Celebrating 20 years of recorded history, this year of 2014, Rob Darken — the mainframe focus of Graveland — has taken the band exactly where it seemed they were headed. The majestic strains of Quorthon that there is to be no more recordings by (RIP), has had the Q-throne resuscitated by the Polish juggernaut that marches to an Epic/Darkened Pagan Metal beat.
“Thunderbolts of the Gods” is the lucky 13th album, by a band too headstrong to be bothered by superstition. The album has been released on vinyl, CD, (some) cassette tape(s), and Digital Download.
“Thunderbolts of the Gods” is a majestic, all encompassing affair. It is much more than a Heavy Metal album. Graveland sculpt Epic movies. “Wolf of the North” is just the kind of track that breathes and shifts in and out like the tides of a great ocean. Mesmeric, and hypnotizing, backing vocals hail the onslaught of distorted guitars that blaze amidst drumming that splashes the sound picture. 9 minutes of pure escapism to a land where heroes never die.
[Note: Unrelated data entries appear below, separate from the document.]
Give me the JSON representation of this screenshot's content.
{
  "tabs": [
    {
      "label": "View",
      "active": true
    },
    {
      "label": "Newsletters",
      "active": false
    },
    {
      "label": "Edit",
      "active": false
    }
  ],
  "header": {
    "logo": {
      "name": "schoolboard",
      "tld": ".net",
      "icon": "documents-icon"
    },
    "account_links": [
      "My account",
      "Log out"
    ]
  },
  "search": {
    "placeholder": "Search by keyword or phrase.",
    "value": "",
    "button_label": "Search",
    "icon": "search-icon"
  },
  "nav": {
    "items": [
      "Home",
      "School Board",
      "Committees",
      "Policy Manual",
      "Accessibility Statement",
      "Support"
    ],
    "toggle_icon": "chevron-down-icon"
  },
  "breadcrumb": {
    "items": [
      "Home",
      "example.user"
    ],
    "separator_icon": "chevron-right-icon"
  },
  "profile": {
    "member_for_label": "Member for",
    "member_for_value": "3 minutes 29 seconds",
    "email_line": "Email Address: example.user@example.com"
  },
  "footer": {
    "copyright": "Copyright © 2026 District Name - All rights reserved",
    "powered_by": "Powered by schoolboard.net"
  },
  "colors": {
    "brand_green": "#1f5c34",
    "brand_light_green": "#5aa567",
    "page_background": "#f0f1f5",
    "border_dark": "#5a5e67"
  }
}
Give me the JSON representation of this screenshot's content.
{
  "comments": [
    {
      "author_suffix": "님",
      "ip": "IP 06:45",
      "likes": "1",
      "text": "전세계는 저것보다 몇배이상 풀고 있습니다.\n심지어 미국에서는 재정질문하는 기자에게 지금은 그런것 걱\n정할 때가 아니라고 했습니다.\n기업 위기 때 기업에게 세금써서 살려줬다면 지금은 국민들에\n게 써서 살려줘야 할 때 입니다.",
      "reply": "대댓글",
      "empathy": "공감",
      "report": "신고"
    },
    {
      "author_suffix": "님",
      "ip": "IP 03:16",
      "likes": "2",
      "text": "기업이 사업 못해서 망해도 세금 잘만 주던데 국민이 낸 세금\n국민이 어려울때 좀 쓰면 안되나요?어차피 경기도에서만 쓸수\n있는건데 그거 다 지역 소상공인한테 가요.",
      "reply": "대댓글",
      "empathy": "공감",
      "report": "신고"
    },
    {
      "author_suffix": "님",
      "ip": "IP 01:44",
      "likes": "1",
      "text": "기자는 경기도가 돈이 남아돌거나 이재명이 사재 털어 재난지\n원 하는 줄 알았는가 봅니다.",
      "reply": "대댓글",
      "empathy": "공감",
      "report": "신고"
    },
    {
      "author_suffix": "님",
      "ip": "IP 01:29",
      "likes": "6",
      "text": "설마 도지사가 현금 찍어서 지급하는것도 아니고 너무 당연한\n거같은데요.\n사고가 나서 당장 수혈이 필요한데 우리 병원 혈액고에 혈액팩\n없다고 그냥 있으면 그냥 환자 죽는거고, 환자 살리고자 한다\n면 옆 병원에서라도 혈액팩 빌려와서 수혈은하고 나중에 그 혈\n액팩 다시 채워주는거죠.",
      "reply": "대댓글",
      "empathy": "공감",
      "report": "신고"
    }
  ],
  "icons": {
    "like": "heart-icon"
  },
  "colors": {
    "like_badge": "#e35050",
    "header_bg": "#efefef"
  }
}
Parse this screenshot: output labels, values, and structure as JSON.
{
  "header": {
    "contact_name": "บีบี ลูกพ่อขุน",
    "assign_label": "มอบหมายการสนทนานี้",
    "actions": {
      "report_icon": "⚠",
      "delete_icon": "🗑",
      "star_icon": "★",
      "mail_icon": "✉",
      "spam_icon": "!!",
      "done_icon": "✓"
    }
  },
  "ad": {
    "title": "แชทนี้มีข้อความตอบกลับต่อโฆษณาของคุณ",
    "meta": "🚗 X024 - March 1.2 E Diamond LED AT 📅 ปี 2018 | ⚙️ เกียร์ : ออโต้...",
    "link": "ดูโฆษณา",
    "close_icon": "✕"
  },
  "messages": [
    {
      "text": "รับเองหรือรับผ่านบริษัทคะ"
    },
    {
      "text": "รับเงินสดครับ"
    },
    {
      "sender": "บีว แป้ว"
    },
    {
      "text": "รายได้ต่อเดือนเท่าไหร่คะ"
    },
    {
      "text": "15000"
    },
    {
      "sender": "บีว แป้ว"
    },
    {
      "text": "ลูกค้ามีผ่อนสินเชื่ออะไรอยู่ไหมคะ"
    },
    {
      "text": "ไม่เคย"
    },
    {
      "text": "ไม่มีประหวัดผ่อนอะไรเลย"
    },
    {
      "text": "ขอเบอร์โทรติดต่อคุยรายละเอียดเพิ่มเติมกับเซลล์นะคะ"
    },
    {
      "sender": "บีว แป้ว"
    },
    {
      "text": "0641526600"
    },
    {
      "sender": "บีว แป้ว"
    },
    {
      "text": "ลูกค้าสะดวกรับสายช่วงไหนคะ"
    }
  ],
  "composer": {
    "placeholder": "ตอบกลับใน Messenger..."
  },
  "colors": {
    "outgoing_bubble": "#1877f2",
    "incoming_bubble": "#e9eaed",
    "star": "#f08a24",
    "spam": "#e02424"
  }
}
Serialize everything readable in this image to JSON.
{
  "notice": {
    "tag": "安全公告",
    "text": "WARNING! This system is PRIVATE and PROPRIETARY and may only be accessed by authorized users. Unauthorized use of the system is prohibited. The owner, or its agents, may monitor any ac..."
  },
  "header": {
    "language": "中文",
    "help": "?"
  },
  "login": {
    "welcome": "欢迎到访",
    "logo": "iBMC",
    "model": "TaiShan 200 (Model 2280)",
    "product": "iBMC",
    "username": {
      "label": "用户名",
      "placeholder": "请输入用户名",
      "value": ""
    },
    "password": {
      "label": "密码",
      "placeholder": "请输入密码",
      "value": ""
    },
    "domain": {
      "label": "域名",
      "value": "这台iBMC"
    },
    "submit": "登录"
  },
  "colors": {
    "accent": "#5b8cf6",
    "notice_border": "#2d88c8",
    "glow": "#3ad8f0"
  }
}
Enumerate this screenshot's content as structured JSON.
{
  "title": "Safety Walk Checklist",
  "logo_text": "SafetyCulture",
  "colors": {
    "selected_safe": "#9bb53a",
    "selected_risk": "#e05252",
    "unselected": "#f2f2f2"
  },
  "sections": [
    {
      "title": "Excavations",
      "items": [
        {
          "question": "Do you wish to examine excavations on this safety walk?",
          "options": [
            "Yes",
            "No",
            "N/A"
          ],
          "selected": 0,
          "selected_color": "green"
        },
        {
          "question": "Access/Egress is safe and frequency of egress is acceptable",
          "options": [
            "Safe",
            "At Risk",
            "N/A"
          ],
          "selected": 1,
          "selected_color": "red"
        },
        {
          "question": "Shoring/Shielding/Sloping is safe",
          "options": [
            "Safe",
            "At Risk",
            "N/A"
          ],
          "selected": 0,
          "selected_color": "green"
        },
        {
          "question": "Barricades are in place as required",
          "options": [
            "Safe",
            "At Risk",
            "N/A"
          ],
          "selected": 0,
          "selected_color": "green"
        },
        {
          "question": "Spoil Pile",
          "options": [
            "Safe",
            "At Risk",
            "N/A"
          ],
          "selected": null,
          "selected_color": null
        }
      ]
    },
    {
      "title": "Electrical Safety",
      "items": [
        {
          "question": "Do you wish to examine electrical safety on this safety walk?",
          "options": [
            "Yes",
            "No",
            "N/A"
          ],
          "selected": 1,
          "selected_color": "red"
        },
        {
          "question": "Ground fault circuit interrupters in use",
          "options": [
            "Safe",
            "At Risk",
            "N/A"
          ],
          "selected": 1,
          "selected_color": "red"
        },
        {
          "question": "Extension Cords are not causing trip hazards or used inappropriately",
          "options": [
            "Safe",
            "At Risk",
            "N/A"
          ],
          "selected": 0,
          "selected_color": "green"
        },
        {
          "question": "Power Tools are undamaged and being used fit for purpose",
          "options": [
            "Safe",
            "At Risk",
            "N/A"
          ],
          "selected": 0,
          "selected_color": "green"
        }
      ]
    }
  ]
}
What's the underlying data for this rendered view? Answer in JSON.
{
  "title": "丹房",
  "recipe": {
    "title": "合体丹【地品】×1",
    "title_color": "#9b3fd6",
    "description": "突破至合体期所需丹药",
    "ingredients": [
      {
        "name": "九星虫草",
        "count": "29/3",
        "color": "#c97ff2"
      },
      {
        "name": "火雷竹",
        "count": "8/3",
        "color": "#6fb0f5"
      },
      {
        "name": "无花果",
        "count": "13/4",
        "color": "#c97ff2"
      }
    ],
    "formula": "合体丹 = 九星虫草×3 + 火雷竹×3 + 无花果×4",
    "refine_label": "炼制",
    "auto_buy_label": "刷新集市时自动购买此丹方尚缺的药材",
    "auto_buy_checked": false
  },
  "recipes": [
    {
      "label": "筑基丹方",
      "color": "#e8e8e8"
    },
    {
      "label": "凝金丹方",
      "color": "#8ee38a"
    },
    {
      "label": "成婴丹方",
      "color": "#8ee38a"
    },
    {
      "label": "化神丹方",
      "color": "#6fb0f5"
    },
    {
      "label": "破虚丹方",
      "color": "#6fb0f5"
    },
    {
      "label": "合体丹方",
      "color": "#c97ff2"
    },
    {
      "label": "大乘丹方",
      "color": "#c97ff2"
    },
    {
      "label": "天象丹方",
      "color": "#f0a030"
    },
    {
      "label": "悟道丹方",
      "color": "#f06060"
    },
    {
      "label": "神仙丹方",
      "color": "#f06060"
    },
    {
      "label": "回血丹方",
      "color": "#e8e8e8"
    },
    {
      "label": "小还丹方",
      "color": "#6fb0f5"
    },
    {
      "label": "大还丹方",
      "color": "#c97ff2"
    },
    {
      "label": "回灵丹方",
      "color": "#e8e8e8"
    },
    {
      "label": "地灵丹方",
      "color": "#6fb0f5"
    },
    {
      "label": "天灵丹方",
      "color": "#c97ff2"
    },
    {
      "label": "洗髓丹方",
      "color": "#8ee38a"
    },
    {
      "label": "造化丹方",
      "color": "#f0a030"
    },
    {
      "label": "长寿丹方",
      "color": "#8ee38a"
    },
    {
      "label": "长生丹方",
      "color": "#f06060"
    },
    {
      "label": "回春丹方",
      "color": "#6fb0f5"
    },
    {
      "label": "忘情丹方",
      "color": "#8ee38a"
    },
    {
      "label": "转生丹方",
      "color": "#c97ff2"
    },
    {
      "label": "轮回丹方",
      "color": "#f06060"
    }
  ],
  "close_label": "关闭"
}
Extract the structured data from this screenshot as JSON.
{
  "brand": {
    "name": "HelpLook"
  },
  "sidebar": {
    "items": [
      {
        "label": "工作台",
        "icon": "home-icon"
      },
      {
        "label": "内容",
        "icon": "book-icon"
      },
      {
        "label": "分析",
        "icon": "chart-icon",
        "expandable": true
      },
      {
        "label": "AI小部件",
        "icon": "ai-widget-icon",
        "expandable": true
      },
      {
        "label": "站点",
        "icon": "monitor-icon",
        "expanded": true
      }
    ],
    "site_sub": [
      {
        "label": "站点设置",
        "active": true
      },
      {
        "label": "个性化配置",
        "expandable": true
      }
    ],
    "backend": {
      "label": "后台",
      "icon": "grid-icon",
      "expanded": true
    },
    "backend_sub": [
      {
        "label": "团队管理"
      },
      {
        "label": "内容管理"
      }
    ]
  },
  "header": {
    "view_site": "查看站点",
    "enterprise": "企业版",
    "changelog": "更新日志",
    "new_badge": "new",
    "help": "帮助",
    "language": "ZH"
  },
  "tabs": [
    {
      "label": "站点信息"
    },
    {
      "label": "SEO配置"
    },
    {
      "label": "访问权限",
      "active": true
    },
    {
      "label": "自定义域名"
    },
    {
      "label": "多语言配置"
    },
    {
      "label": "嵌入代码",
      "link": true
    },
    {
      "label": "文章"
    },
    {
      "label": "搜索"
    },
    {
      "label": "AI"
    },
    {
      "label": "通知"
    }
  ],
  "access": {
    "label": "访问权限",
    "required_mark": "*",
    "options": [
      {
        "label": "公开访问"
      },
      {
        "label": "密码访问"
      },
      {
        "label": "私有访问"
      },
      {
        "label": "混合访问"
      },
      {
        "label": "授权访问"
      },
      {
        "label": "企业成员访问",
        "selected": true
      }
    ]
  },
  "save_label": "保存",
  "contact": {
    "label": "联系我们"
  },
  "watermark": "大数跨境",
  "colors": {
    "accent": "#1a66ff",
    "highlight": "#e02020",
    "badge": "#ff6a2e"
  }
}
Next up, “Chamber Of Wicked Tears”. Get the actual album, folks, to hold in your hands and read the exciting stories for each #. It’s a little more complicated, yet it has that “Twilight of the Gods”/”Hammerheart” albums, Bathory feel down to a tee. Not derivative, though, as Graveland have woven their own identity on an Epic style of music that without them, would never be done correctly. The vocals are what characterizes the difference between Graveland and Bathory. Deep menacing vocals hold sway over the din, brooding, as cymbals clash and a distorted Black Metal wall of sound blazes from the guitar and bass. Read the words. Listen to the siren song that call to the men aboard the Viking ships who long in their barbarian hearts, like madmen — when they think of it — to ravage a woman. Oh, do pardon me — I got lost in the atmosphere.
A more uptempo number, “Possessed By Steel” has the remarkable similarity to Quorthon and co.’s “Baptised in Fire and Ice” yet with Graveland the delivery is more subdued, yet hard and battle-ready. It is the opening track.
“Red Polaris” has the feel of the last few epic albums that Bathory recorded, right before Q.’s tragic end. The churning fiery sea of instruments blaze together in perfect harmony and clarity. The vocals croak about skies filling with fire. “Nordland I” 2002 and “Nordland II” 2003, the final Bathory albums were showing signs of the Viking legend becoming comfortable with building sweeping, gigantic soundscapes. Now, Graveland have actually started to surpass Bathory, reaching the next shimmering plateau.
A long “Outro” called When Hammer Shines, after a few minutes, brings the Polish men’s album to a close.
“The Fire of Awakening” LP, “In the Glare of Burning Churches”LP: Two examples of Graveland scrumptiously obsessed with flames of war, destruction, and mayhem. In the spirit of Bathory, Blood-Fire-Death topics make good lyrical fodder.
This band is amazing. Get with it, people. Graveland have a cinematic approach to their expertly played brand of heavy music.
Although I have mentioned Bathory, quite a lot, nevertheless — Graveland sound like Graveland “.”
With a great affinity and empathy to the great Quorthon Bathory, I hang my head low knowing the iconic Mr. Q. from Nor- way never lived to make more than 12 studio albums. Graveland’s 13th album is just perfect to quell the sorrow I feel.
Graveland, indeed, do transcend the style that Bathory last left the world with. Their next album to follow up this one, in 2014, in Polish, switches to a style a tad shade darker yet with a searing focus on the topic of fire once again.
– Rich Castle